Start of Provided entries

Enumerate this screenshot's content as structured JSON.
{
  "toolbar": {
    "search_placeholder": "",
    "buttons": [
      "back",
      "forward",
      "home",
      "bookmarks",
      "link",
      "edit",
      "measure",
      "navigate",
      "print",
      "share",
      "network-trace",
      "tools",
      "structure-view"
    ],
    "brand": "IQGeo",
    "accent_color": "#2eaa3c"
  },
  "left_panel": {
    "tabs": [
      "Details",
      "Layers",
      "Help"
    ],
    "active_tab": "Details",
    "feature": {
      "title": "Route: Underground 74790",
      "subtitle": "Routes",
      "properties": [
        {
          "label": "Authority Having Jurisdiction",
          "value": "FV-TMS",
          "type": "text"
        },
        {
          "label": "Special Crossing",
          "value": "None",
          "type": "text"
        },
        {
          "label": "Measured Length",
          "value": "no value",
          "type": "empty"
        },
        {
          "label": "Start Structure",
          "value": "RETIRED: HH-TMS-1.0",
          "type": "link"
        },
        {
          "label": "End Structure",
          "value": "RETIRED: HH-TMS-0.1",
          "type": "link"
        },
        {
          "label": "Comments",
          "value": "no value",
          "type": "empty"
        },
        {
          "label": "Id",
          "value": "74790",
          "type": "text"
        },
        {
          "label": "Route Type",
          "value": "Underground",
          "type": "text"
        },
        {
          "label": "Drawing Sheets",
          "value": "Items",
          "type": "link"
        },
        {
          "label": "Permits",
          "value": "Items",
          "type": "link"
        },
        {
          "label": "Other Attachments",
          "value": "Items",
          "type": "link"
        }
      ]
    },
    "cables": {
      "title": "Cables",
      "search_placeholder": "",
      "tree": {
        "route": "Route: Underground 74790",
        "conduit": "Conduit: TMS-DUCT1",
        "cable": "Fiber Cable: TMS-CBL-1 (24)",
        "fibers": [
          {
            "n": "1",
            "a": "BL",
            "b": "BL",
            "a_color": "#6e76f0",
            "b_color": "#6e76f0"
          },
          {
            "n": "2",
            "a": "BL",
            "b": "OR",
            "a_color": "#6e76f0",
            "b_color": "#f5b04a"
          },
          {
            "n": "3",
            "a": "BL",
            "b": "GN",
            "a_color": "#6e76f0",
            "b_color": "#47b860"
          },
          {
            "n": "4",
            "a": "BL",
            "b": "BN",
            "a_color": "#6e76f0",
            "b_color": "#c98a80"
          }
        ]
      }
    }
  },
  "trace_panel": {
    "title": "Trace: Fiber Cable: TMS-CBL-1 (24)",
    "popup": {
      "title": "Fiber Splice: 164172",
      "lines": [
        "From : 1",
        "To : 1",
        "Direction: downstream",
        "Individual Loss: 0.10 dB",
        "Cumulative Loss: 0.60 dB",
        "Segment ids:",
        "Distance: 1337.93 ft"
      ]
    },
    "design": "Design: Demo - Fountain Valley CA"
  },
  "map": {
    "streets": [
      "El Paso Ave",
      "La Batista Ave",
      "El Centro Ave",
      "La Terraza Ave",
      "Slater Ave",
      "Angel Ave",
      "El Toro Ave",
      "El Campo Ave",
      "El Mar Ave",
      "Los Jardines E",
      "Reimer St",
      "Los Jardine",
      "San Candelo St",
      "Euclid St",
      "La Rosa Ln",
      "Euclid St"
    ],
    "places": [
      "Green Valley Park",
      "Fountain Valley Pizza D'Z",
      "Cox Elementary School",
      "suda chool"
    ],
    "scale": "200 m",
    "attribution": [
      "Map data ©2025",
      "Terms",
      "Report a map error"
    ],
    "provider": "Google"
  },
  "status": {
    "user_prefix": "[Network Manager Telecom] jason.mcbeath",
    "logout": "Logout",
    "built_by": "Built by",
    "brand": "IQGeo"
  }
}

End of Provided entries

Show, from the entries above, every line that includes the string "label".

          "label": "Authority Having Jurisdiction",
          "label": "Special Crossing",
          "label": "Measured Length",
          "label": "Start Structure",
          "label": "End Structure",
          "label": "Comments",
          "label": "Id",
          "label": "Route Type",
          "label": "Drawing Sheets",
          "label": "Permits",
          "label": "Other Attachments",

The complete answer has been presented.